WORK ORDER →
Search the records below for the string "Keystone" and copy each line where it turns up.

§

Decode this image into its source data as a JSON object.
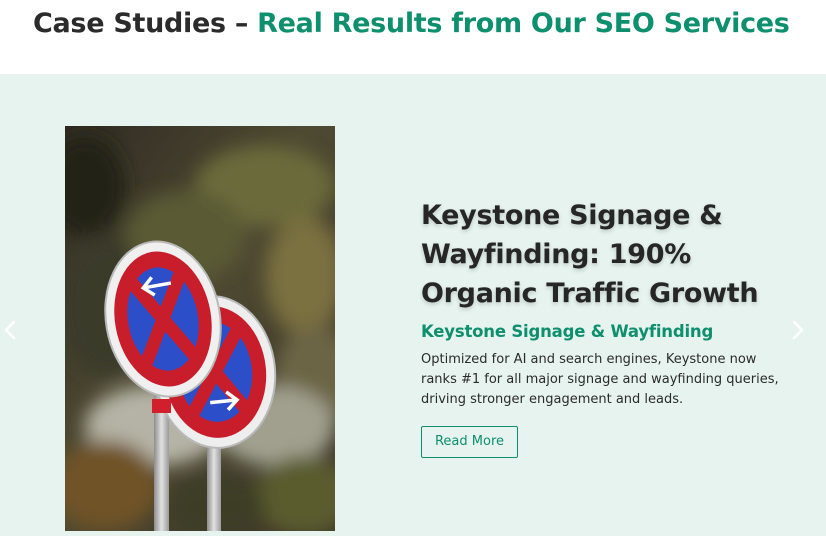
{
  "header": {
    "title_plain": "Case Studies – ",
    "title_accent": "Real Results from Our SEO Services"
  },
  "slide": {
    "heading": "Keystone Signage & Wayfinding: 190% Organic Traffic Growth",
    "subtitle": "Keystone Signage & Wayfinding",
    "description": "Optimized for AI and search engines, Keystone now ranks #1 for all major signage and wayfinding queries, driving stronger engagement and leads.",
    "button_label": "Read More",
    "image_icon": "no-parking-signs-photo"
  },
  "navigation": {
    "prev_icon": "chevron-left-icon",
    "next_icon": "chevron-right-icon"
  },
  "colors": {
    "accent": "#0e8f6d",
    "slider_background": "#e6f3ef",
    "heading": "#262626"
  }
}
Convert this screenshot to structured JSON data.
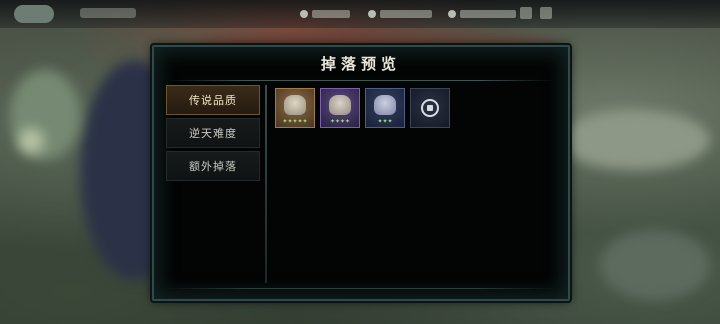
{
  "dialog": {
    "title": "掉落预览"
  },
  "tabs": [
    {
      "label": "传说品质",
      "active": true
    },
    {
      "label": "逆天难度",
      "active": false
    },
    {
      "label": "额外掉落",
      "active": false
    }
  ],
  "items": [
    {
      "rarity": "gold",
      "icon": "relic-icon",
      "stars": "✦✦✦✦✦"
    },
    {
      "rarity": "purple",
      "icon": "relic-icon",
      "stars": "✦✦✦✦"
    },
    {
      "rarity": "blue",
      "icon": "relic-icon",
      "stars": "✦✦✦"
    },
    {
      "rarity": "plain",
      "icon": "coin-icon",
      "stars": ""
    }
  ],
  "colors": {
    "panel_border": "#2f4a48",
    "active_tab": "#3a2b18",
    "gold": "#a27a45",
    "purple": "#7a62a8",
    "blue": "#4e5d89"
  }
}
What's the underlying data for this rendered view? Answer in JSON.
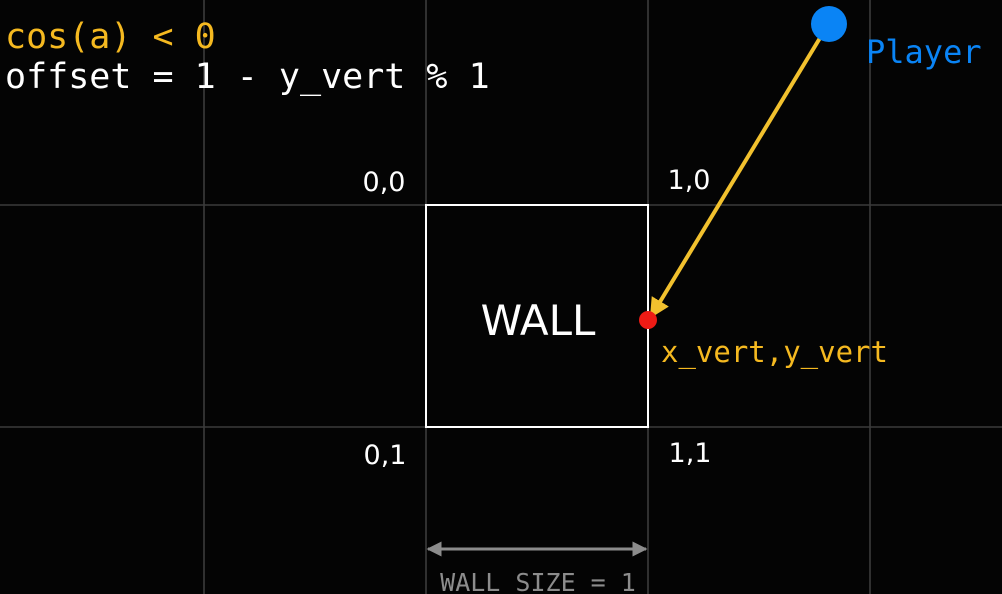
{
  "header": {
    "condition": "cos(a) < 0",
    "formula": "offset = 1 - y_vert % 1"
  },
  "labels": {
    "player": "Player",
    "wall": "WALL",
    "hit_point": "x_vert,y_vert",
    "wall_size": "WALL_SIZE = 1"
  },
  "corners": {
    "top_left": "0,0",
    "top_right": "1,0",
    "bottom_left": "0,1",
    "bottom_right": "1,1"
  },
  "colors": {
    "background": "#040404",
    "grid": "#3b3b3b",
    "wall": "#ffffff",
    "text": "#ffffff",
    "accent": "#f5b920",
    "ray": "#f2c12e",
    "player": "#0a84f5",
    "hit_point": "#ee1b15",
    "dimension": "#8c8c8c"
  }
}
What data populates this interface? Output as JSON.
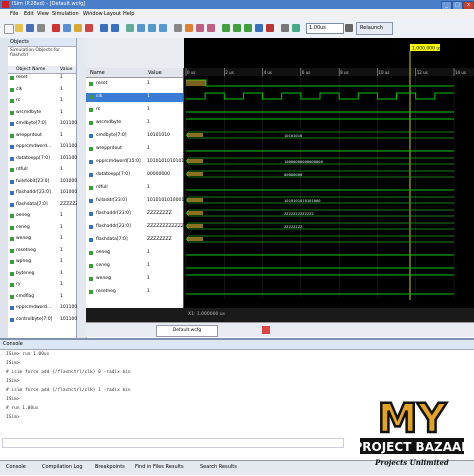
{
  "window": {
    "title": "ISim (P.28xd) - [Default.wcfg]",
    "min": "_",
    "max": "□",
    "close": "x"
  },
  "menu": [
    "File",
    "Edit",
    "View",
    "Simulation",
    "Window",
    "Layout",
    "Help"
  ],
  "toolbar": {
    "time_value": "1.00us",
    "relaunch": "Relaunch"
  },
  "objects_panel": {
    "title": "Objects",
    "subtitle": "Simulation Objects for flashctrl",
    "col_name": "Object Name",
    "col_value": "Value",
    "rows": [
      {
        "name": "reset",
        "value": "1"
      },
      {
        "name": "clk",
        "value": "1"
      },
      {
        "name": "rc",
        "value": "1"
      },
      {
        "name": "wrcmdbyte",
        "value": "1"
      },
      {
        "name": "cmdbyte[7:0]",
        "value": "101100"
      },
      {
        "name": "wrepprdout",
        "value": "1"
      },
      {
        "name": "epprcmdword...",
        "value": "101100"
      },
      {
        "name": "datatoepp[7:0]",
        "value": "101100"
      },
      {
        "name": "rdfull",
        "value": "1"
      },
      {
        "name": "fullstobit[23:0]",
        "value": "101000"
      },
      {
        "name": "flashaddr[23:0]",
        "value": "101000"
      },
      {
        "name": "flashdata[7:0]",
        "value": "ZZZZZZ"
      },
      {
        "name": "oeneg",
        "value": "1"
      },
      {
        "name": "ceneg",
        "value": "1"
      },
      {
        "name": "weneg",
        "value": "1"
      },
      {
        "name": "resetneg",
        "value": "1"
      },
      {
        "name": "wpneg",
        "value": "1"
      },
      {
        "name": "byteneg",
        "value": "1"
      },
      {
        "name": "ry",
        "value": "1"
      },
      {
        "name": "cmdflag",
        "value": "1"
      },
      {
        "name": "epprcmdword...",
        "value": "101100"
      },
      {
        "name": "controlbyte[7:0]",
        "value": "101100"
      }
    ]
  },
  "wave_panel": {
    "col_name": "Name",
    "col_value": "Value",
    "cursor_time": "1,000,000 us",
    "signals": [
      {
        "name": "reset",
        "value": "1"
      },
      {
        "name": "clk",
        "value": "1"
      },
      {
        "name": "rc",
        "value": "1"
      },
      {
        "name": "wrcmdbyte",
        "value": "1"
      },
      {
        "name": "cmdbyte[7:0]",
        "value": "10101010"
      },
      {
        "name": "wrepprdout",
        "value": "1"
      },
      {
        "name": "epprcmdword[15:0]",
        "value": "1010101010101010"
      },
      {
        "name": "datatoepp[7:0]",
        "value": "00000000"
      },
      {
        "name": "rdfull",
        "value": "1"
      },
      {
        "name": "fulladdr[23:0]",
        "value": "101010101000100"
      },
      {
        "name": "flashaddr[23:0]",
        "value": "ZZZZZZZZ"
      },
      {
        "name": "flashaddr[23:0]",
        "value": "ZZZZZZZZZZZZZZZZ"
      },
      {
        "name": "flashdata[7:0]",
        "value": "ZZZZZZZZ"
      },
      {
        "name": "oeneg",
        "value": "1"
      },
      {
        "name": "ceneg",
        "value": "1"
      },
      {
        "name": "weneg",
        "value": "1"
      },
      {
        "name": "resetneg",
        "value": "1"
      }
    ],
    "time_ticks": [
      "0 us",
      "2 us",
      "4 us",
      "6 us",
      "8 us",
      "10 us",
      "12 us",
      "14 us"
    ],
    "bus_labels": [
      "10101010",
      "10000000000000000",
      "00000000",
      "1010101010101000",
      "ZZZZZZZZZZZZZ",
      "ZZZZZZZZ"
    ],
    "status_time": "X1: 1.000000 us",
    "tab_label": "Default.wcfg"
  },
  "console": {
    "title": "Console",
    "lines": [
      "ISim> run 1.00us",
      "ISim>",
      "# isim force add {/flashctrl/clk} 0 -radix bin",
      "ISim>",
      "# isim force add {/flashctrl/clk} 1 -radix bin",
      "ISim>",
      "# run 1.00us",
      "ISim>"
    ],
    "tabs": [
      "Console",
      "Compilation Log",
      "Breakpoints",
      "Find in Files Results",
      "Search Results"
    ]
  },
  "logo": {
    "top": "MY",
    "main": "PROJECT BAZAAR",
    "tagline": "Projects Unlimited"
  },
  "colors": {
    "wave_green": "#00c800",
    "bus_green": "#1fa31f",
    "cursor_yellow": "#ffff00",
    "selection_blue": "#3a7bd5"
  }
}
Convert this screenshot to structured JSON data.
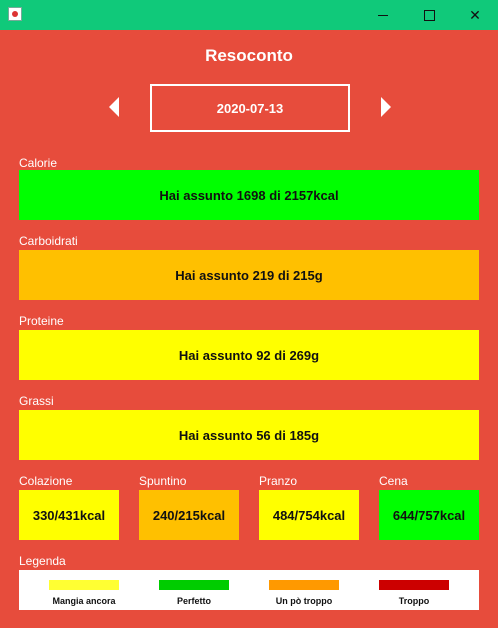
{
  "window": {
    "minimize_icon": "minimize-icon",
    "maximize_icon": "maximize-icon",
    "close_icon": "close-icon"
  },
  "header": {
    "title": "Resoconto",
    "date": "2020-07-13"
  },
  "nutrients": [
    {
      "label": "Calorie",
      "text": "Hai assunto 1698 di 2157kcal",
      "status": "Perfetto",
      "color": "#00ff00"
    },
    {
      "label": "Carboidrati",
      "text": "Hai assunto 219 di 215g",
      "status": "Un pò troppo",
      "color": "#ffc000"
    },
    {
      "label": "Proteine",
      "text": "Hai assunto 92 di 269g",
      "status": "Mangia ancora",
      "color": "#ffff00"
    },
    {
      "label": "Grassi",
      "text": "Hai assunto 56 di 185g",
      "status": "Mangia ancora",
      "color": "#ffff00"
    }
  ],
  "meals": [
    {
      "label": "Colazione",
      "text": "330/431kcal",
      "color": "#ffff00"
    },
    {
      "label": "Spuntino",
      "text": "240/215kcal",
      "color": "#ffc000"
    },
    {
      "label": "Pranzo",
      "text": "484/754kcal",
      "color": "#ffff00"
    },
    {
      "label": "Cena",
      "text": "644/757kcal",
      "color": "#00ff00"
    }
  ],
  "legend": {
    "label": "Legenda",
    "items": [
      {
        "text": "Mangia ancora",
        "color": "#ffff33"
      },
      {
        "text": "Perfetto",
        "color": "#00cc00"
      },
      {
        "text": "Un pò troppo",
        "color": "#ff9900"
      },
      {
        "text": "Troppo",
        "color": "#cc0000"
      }
    ]
  }
}
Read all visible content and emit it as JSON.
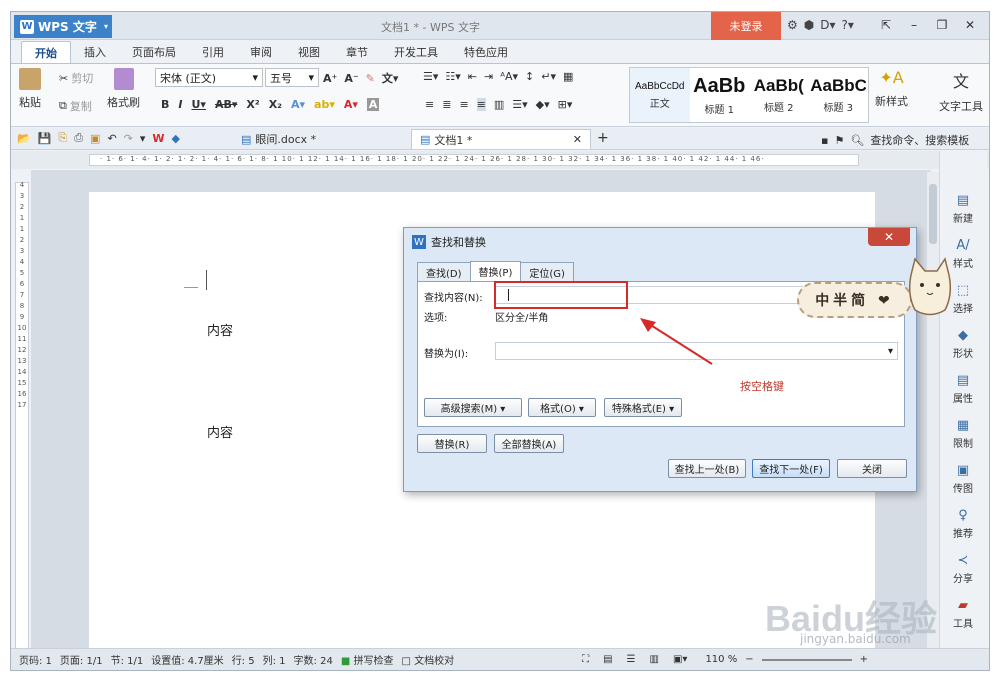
{
  "app": {
    "name": "WPS 文字",
    "title": "文档1 * - WPS 文字",
    "login": "未登录"
  },
  "menu_tabs": [
    "开始",
    "插入",
    "页面布局",
    "引用",
    "审阅",
    "视图",
    "章节",
    "开发工具",
    "特色应用"
  ],
  "ribbon": {
    "paste": "粘贴",
    "cut": "剪切",
    "copy": "复制",
    "format_painter": "格式刷",
    "font": "宋体 (正文)",
    "size": "五号",
    "styles": [
      {
        "sample": "AaBbCcDd",
        "name": "正文"
      },
      {
        "sample": "AaBb",
        "name": "标题 1"
      },
      {
        "sample": "AaBb(",
        "name": "标题 2"
      },
      {
        "sample": "AaBbC",
        "name": "标题 3"
      }
    ],
    "new_style": "新样式",
    "text_tool": "文字工具"
  },
  "doc_tabs": [
    {
      "label": "眼间.docx *"
    },
    {
      "label": "文档1 *"
    }
  ],
  "search_box": "查找命令、搜索模板",
  "ruler_marks": "· 1· 6· 1· 4· 1· 2· 1· 2· 1· 4· 1· 6· 1· 8· 1 10· 1 12· 1 14· 1 16· 1 18· 1 20· 1 22· 1 24· 1 26· 1 28· 1 30· 1 32· 1 34· 1 36· 1 38· 1 40· 1 42· 1 44· 1 46·",
  "vruler_marks": "4\n\n3\n\n2\n\n1\n\n1\n\n2\n\n3\n\n4\n\n5\n\n6\n\n7\n\n8\n\n9\n\n10\n\n11\n\n12\n\n13\n\n14\n\n15\n\n16\n\n17",
  "document": {
    "line1": "内容",
    "line2": "内容"
  },
  "dialog": {
    "title": "查找和替换",
    "tabs": [
      "查找(D)",
      "替换(P)",
      "定位(G)"
    ],
    "find_label": "查找内容(N):",
    "options_label": "选项:",
    "options_value": "区分全/半角",
    "replace_label": "替换为(I):",
    "advanced": "高级搜索(M) ▾",
    "format": "格式(O) ▾",
    "special": "特殊格式(E) ▾",
    "replace": "替换(R)",
    "replace_all": "全部替换(A)",
    "find_prev": "查找上一处(B)",
    "find_next": "查找下一处(F)",
    "close": "关闭"
  },
  "annotation": "按空格键",
  "badge": "中半简 ❤",
  "sidebar": [
    "新建",
    "样式",
    "选择",
    "形状",
    "属性",
    "限制",
    "传图",
    "推荐",
    "分享",
    "工具"
  ],
  "status": {
    "page_num": "页码: 1",
    "pages": "页面: 1/1",
    "section": "节: 1/1",
    "setting": "设置值: 4.7厘米",
    "row": "行: 5",
    "col": "列: 1",
    "words": "字数: 24",
    "spell": "拼写检查",
    "proof": "文档校对",
    "zoom": "110 %"
  },
  "watermark": "Baidu经验",
  "watermark_sub": "jingyan.baidu.com",
  "colors": {
    "accent": "#3b82c9",
    "login": "#e4644a",
    "annot": "#c0392b"
  }
}
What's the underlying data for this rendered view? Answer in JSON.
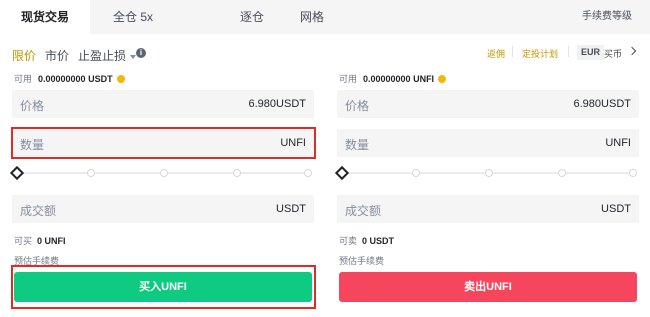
{
  "tabs": [
    {
      "label": "现货交易",
      "active": true
    },
    {
      "label": "全仓 5x",
      "active": false
    },
    {
      "label": "逐仓",
      "active": false
    },
    {
      "label": "网格",
      "active": false
    }
  ],
  "fee_link": "手续费等级",
  "order_types": {
    "limit": "限价",
    "market": "市价",
    "stop_limit": "止盈止损"
  },
  "right_links": {
    "rebate": "返佣",
    "buy_plan": "定投计划",
    "currency": "EUR",
    "buy": "买币"
  },
  "colors": {
    "accent": "#c99400",
    "buy": "#0ecb81",
    "sell": "#f6465d",
    "highlight": "#d93025"
  },
  "buy_panel": {
    "available_label": "可用",
    "available_value": "0.00000000 USDT",
    "price_label": "价格",
    "price_value": "6.980",
    "price_unit": "USDT",
    "amount_label": "数量",
    "amount_unit": "UNFI",
    "total_label": "成交额",
    "total_unit": "USDT",
    "can_buy_label": "可买",
    "can_buy_value": "0 UNFI",
    "fee_label": "预估手续费",
    "button_label": "买入UNFI"
  },
  "sell_panel": {
    "available_label": "可用",
    "available_value": "0.00000000 UNFI",
    "price_label": "价格",
    "price_value": "6.980",
    "price_unit": "USDT",
    "amount_label": "数量",
    "amount_unit": "UNFI",
    "total_label": "成交额",
    "total_unit": "USDT",
    "can_sell_label": "可卖",
    "can_sell_value": "0 USDT",
    "fee_label": "预估手续费",
    "button_label": "卖出UNFI"
  }
}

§

RESPONSE AREA →
    "heading": "Keystone Signage & Wayfinding: 190% Organic Traffic Growth",
    "subtitle": "Keystone Signage & Wayfinding",
    "description": "Optimized for AI and search engines, Keystone now ranks #1 for all major signage and wayfinding queries, driving stronger engagement and leads.",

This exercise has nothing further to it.